Work task
Each line from the one containing "What data populates" to the end of the records should be copied exactly, and no other line.

(Input material Opens)

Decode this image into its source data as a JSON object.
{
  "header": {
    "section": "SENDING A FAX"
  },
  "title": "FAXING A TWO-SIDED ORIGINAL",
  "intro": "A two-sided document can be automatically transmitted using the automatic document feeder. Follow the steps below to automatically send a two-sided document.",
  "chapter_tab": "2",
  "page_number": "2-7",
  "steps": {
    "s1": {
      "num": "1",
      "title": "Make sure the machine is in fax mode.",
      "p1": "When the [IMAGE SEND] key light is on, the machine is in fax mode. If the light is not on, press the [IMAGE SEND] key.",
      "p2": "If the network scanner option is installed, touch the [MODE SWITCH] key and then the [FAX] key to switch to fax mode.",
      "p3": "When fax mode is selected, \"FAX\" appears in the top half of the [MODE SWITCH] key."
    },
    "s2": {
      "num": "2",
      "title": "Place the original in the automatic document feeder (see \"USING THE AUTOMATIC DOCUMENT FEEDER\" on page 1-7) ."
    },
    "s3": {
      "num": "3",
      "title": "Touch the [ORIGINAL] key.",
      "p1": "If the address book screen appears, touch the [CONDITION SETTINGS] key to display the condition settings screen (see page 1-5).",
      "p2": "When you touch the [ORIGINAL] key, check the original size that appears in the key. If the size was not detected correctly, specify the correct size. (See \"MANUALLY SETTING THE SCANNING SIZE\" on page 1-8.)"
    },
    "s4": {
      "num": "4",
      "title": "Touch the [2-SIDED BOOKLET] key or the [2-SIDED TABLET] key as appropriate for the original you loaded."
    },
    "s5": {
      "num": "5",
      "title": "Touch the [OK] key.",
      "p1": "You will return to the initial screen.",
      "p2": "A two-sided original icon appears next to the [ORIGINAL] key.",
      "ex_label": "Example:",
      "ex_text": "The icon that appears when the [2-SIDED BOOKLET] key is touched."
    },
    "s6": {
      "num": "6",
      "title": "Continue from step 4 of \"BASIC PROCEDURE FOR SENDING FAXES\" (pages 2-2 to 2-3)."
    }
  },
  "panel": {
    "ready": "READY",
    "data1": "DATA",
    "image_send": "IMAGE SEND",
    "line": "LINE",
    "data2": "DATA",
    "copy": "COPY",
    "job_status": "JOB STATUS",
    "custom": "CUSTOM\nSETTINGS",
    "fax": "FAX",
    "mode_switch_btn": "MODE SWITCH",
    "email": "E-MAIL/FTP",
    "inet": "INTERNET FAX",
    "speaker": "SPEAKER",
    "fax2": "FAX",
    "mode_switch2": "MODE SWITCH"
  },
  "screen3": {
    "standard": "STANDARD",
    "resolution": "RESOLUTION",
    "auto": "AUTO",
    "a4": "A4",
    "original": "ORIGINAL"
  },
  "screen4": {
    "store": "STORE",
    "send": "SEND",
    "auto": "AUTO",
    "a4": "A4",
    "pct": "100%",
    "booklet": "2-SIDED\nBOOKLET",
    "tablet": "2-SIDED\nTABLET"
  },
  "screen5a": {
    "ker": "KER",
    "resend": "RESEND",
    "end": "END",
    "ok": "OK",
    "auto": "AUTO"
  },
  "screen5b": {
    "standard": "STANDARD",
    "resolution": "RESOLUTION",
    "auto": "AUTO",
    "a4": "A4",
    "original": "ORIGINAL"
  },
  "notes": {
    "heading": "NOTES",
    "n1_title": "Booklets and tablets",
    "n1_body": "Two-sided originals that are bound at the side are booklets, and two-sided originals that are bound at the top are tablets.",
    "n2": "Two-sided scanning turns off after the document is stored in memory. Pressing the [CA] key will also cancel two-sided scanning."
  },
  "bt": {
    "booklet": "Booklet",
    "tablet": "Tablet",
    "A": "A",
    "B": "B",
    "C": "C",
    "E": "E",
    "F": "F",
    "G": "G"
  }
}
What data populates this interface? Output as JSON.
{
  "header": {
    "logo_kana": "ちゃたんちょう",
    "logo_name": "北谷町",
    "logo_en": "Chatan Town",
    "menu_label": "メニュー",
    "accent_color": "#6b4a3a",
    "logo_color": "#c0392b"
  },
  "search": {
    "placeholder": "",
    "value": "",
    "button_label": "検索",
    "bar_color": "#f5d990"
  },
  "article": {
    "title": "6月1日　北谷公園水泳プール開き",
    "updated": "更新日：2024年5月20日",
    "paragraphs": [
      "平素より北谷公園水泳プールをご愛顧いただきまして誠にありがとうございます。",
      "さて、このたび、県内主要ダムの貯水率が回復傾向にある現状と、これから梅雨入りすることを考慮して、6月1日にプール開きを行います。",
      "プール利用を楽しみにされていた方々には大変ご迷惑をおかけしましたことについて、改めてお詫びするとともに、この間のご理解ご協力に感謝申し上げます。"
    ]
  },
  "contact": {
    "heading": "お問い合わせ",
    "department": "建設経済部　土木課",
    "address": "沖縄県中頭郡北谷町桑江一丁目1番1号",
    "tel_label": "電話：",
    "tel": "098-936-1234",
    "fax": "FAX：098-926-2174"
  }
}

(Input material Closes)

Expected answer
What data populates this interface? Output as JSON.
{
  "header": {
    "logo_kana": "ちゃたんちょう",
    "logo_name": "北谷町",
    "logo_en": "Chatan Town",
    "menu_label": "メニュー",
    "accent_color": "#6b4a3a",
    "logo_color": "#c0392b"
  },
  "search": {
    "placeholder": "",
    "value": "",
    "button_label": "検索",
    "bar_color": "#f5d990"
  },
  "article": {
    "title": "6月1日　北谷公園水泳プール開き",
    "updated": "更新日：2024年5月20日",
    "paragraphs": [
      "平素より北谷公園水泳プールをご愛顧いただきまして誠にありがとうございます。",
      "さて、このたび、県内主要ダムの貯水率が回復傾向にある現状と、これから梅雨入りすることを考慮して、6月1日にプール開きを行います。",
      "プール利用を楽しみにされていた方々には大変ご迷惑をおかけしましたことについて、改めてお詫びするとともに、この間のご理解ご協力に感謝申し上げます。"
    ]
  },
  "contact": {
    "heading": "お問い合わせ",
    "department": "建設経済部　土木課",
    "address": "沖縄県中頭郡北谷町桑江一丁目1番1号",
    "tel_label": "電話：",
    "tel": "098-936-1234",
    "fax": "FAX：098-926-2174"
  }
}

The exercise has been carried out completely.